▶ _Goal of the exercise_:
Return every line of the data below, exactly.

Data entries:
>>>
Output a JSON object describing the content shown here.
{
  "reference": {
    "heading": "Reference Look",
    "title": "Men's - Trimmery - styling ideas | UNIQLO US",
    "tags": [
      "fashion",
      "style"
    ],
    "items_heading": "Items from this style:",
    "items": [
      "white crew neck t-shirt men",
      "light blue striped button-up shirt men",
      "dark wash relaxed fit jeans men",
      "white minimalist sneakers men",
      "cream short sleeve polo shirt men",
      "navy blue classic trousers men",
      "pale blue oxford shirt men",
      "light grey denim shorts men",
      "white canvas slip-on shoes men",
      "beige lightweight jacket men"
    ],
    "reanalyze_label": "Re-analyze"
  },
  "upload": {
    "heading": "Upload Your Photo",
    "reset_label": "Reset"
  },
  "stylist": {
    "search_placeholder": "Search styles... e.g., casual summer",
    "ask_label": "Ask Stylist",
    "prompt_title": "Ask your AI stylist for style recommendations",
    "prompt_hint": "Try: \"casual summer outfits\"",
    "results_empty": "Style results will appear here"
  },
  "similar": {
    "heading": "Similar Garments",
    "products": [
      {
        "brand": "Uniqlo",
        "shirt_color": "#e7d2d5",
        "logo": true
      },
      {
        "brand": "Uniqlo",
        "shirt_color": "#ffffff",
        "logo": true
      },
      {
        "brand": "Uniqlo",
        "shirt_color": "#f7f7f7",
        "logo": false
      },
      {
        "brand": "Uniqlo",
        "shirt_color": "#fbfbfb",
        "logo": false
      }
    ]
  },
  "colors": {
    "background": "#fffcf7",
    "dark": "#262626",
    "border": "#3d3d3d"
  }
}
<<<
▶ _Exercise response_:
Output a JSON object describing the content shown here.
{
  "reference": {
    "heading": "Reference Look",
    "title": "Men's - Trimmery - styling ideas | UNIQLO US",
    "tags": [
      "fashion",
      "style"
    ],
    "items_heading": "Items from this style:",
    "items": [
      "white crew neck t-shirt men",
      "light blue striped button-up shirt men",
      "dark wash relaxed fit jeans men",
      "white minimalist sneakers men",
      "cream short sleeve polo shirt men",
      "navy blue classic trousers men",
      "pale blue oxford shirt men",
      "light grey denim shorts men",
      "white canvas slip-on shoes men",
      "beige lightweight jacket men"
    ],
    "reanalyze_label": "Re-analyze"
  },
  "upload": {
    "heading": "Upload Your Photo",
    "reset_label": "Reset"
  },
  "stylist": {
    "search_placeholder": "Search styles... e.g., casual summer",
    "ask_label": "Ask Stylist",
    "prompt_title": "Ask your AI stylist for style recommendations",
    "prompt_hint": "Try: \"casual summer outfits\"",
    "results_empty": "Style results will appear here"
  },
  "similar": {
    "heading": "Similar Garments",
    "products": [
      {
        "brand": "Uniqlo",
        "shirt_color": "#e7d2d5",
        "logo": true
      },
      {
        "brand": "Uniqlo",
        "shirt_color": "#ffffff",
        "logo": true
      },
      {
        "brand": "Uniqlo",
        "shirt_color": "#f7f7f7",
        "logo": false
      },
      {
        "brand": "Uniqlo",
        "shirt_color": "#fbfbfb",
        "logo": false
      }
    ]
  },
  "colors": {
    "background": "#fffcf7",
    "dark": "#262626",
    "border": "#3d3d3d"
  }
}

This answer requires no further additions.